# Source information
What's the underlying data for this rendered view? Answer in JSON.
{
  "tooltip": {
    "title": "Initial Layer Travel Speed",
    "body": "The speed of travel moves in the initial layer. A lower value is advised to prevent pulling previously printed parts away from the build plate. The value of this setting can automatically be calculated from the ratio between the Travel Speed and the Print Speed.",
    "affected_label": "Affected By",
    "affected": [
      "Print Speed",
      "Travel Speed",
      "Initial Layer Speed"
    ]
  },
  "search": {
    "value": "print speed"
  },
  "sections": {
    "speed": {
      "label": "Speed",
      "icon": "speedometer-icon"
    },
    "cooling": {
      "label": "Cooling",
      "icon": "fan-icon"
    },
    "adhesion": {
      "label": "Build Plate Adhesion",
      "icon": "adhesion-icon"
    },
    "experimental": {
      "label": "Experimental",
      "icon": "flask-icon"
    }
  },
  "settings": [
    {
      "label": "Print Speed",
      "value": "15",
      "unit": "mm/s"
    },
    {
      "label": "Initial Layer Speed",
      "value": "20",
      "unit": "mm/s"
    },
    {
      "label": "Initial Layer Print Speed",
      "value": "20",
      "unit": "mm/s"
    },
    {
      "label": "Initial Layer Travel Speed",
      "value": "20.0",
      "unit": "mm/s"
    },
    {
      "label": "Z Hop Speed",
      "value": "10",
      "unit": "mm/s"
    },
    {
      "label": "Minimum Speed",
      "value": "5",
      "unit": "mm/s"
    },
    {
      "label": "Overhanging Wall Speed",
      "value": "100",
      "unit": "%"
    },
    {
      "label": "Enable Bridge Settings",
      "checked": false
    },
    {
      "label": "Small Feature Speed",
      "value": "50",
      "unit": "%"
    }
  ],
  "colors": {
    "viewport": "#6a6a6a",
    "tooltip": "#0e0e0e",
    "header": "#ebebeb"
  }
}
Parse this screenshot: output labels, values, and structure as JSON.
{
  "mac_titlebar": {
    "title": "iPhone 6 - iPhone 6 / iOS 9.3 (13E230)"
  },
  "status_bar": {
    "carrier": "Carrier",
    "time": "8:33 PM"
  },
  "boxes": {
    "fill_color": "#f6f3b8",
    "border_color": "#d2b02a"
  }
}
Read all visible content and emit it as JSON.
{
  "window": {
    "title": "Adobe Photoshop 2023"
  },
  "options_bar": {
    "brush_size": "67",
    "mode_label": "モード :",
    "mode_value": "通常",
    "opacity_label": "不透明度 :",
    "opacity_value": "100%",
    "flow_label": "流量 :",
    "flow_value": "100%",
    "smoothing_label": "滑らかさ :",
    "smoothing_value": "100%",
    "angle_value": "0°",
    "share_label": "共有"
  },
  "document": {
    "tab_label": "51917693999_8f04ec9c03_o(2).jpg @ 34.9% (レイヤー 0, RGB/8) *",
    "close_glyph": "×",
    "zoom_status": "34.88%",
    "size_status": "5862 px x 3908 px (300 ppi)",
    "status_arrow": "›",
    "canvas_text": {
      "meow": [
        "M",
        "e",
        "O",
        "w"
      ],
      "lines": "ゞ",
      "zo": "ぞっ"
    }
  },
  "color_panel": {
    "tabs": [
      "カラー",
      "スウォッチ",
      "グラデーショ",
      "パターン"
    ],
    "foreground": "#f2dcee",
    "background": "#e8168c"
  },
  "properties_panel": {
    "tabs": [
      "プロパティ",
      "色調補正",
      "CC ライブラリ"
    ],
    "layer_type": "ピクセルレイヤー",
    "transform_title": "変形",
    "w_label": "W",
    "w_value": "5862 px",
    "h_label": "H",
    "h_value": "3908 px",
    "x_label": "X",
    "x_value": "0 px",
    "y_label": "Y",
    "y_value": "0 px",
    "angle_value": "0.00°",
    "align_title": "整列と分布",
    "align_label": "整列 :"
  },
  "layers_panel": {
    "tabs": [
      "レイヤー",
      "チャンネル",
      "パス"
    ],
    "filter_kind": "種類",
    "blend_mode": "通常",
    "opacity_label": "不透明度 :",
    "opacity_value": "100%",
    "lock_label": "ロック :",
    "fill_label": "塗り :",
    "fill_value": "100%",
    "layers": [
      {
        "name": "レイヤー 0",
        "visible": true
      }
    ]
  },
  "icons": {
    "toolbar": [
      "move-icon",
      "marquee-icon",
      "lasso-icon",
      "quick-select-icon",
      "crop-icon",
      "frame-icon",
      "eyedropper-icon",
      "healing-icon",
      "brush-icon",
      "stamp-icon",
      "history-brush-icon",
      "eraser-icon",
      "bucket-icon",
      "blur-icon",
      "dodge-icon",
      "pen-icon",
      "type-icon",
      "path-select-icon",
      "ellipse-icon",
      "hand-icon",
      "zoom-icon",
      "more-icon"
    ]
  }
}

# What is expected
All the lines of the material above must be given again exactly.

# Answer
What's the underlying data for this rendered view? Answer in JSON.
{
  "tooltip": {
    "title": "Initial Layer Travel Speed",
    "body": "The speed of travel moves in the initial layer. A lower value is advised to prevent pulling previously printed parts away from the build plate. The value of this setting can automatically be calculated from the ratio between the Travel Speed and the Print Speed.",
    "affected_label": "Affected By",
    "affected": [
      "Print Speed",
      "Travel Speed",
      "Initial Layer Speed"
    ]
  },
  "search": {
    "value": "print speed"
  },
  "sections": {
    "speed": {
      "label": "Speed",
      "icon": "speedometer-icon"
    },
    "cooling": {
      "label": "Cooling",
      "icon": "fan-icon"
    },
    "adhesion": {
      "label": "Build Plate Adhesion",
      "icon": "adhesion-icon"
    },
    "experimental": {
      "label": "Experimental",
      "icon": "flask-icon"
    }
  },
  "settings": [
    {
      "label": "Print Speed",
      "value": "15",
      "unit": "mm/s"
    },
    {
      "label": "Initial Layer Speed",
      "value": "20",
      "unit": "mm/s"
    },
    {
      "label": "Initial Layer Print Speed",
      "value": "20",
      "unit": "mm/s"
    },
    {
      "label": "Initial Layer Travel Speed",
      "value": "20.0",
      "unit": "mm/s"
    },
    {
      "label": "Z Hop Speed",
      "value": "10",
      "unit": "mm/s"
    },
    {
      "label": "Minimum Speed",
      "value": "5",
      "unit": "mm/s"
    },
    {
      "label": "Overhanging Wall Speed",
      "value": "100",
      "unit": "%"
    },
    {
      "label": "Enable Bridge Settings",
      "checked": false
    },
    {
      "label": "Small Feature Speed",
      "value": "50",
      "unit": "%"
    }
  ],
  "colors": {
    "viewport": "#6a6a6a",
    "tooltip": "#0e0e0e",
    "header": "#ebebeb"
  }
}
Parse this screenshot: output labels, values, and structure as JSON.
{
  "mac_titlebar": {
    "title": "iPhone 6 - iPhone 6 / iOS 9.3 (13E230)"
  },
  "status_bar": {
    "carrier": "Carrier",
    "time": "8:33 PM"
  },
  "boxes": {
    "fill_color": "#f6f3b8",
    "border_color": "#d2b02a"
  }
}
Read all visible content and emit it as JSON.
{
  "window": {
    "title": "Adobe Photoshop 2023"
  },
  "options_bar": {
    "brush_size": "67",
    "mode_label": "モード :",
    "mode_value": "通常",
    "opacity_label": "不透明度 :",
    "opacity_value": "100%",
    "flow_label": "流量 :",
    "flow_value": "100%",
    "smoothing_label": "滑らかさ :",
    "smoothing_value": "100%",
    "angle_value": "0°",
    "share_label": "共有"
  },
  "document": {
    "tab_label": "51917693999_8f04ec9c03_o(2).jpg @ 34.9% (レイヤー 0, RGB/8) *",
    "close_glyph": "×",
    "zoom_status": "34.88%",
    "size_status": "5862 px x 3908 px (300 ppi)",
    "status_arrow": "›",
    "canvas_text": {
      "meow": [
        "M",
        "e",
        "O",
        "w"
      ],
      "lines": "ゞ",
      "zo": "ぞっ"
    }
  },
  "color_panel": {
    "tabs": [
      "カラー",
      "スウォッチ",
      "グラデーショ",
      "パターン"
    ],
    "foreground": "#f2dcee",
    "background": "#e8168c"
  },
  "properties_panel": {
    "tabs": [
      "プロパティ",
      "色調補正",
      "CC ライブラリ"
    ],
    "layer_type": "ピクセルレイヤー",
    "transform_title": "変形",
    "w_label": "W",
    "w_value": "5862 px",
    "h_label": "H",
    "h_value": "3908 px",
    "x_label": "X",
    "x_value": "0 px",
    "y_label": "Y",
    "y_value": "0 px",
    "angle_value": "0.00°",
    "align_title": "整列と分布",
    "align_label": "整列 :"
  },
  "layers_panel": {
    "tabs": [
      "レイヤー",
      "チャンネル",
      "パス"
    ],
    "filter_kind": "種類",
    "blend_mode": "通常",
    "opacity_label": "不透明度 :",
    "opacity_value": "100%",
    "lock_label": "ロック :",
    "fill_label": "塗り :",
    "fill_value": "100%",
    "layers": [
      {
        "name": "レイヤー 0",
        "visible": true
      }
    ]
  },
  "icons": {
    "toolbar": [
      "move-icon",
      "marquee-icon",
      "lasso-icon",
      "quick-select-icon",
      "crop-icon",
      "frame-icon",
      "eyedropper-icon",
      "healing-icon",
      "brush-icon",
      "stamp-icon",
      "history-brush-icon",
      "eraser-icon",
      "bucket-icon",
      "blur-icon",
      "dodge-icon",
      "pen-icon",
      "type-icon",
      "path-select-icon",
      "ellipse-icon",
      "hand-icon",
      "zoom-icon",
      "more-icon"
    ]
  }
}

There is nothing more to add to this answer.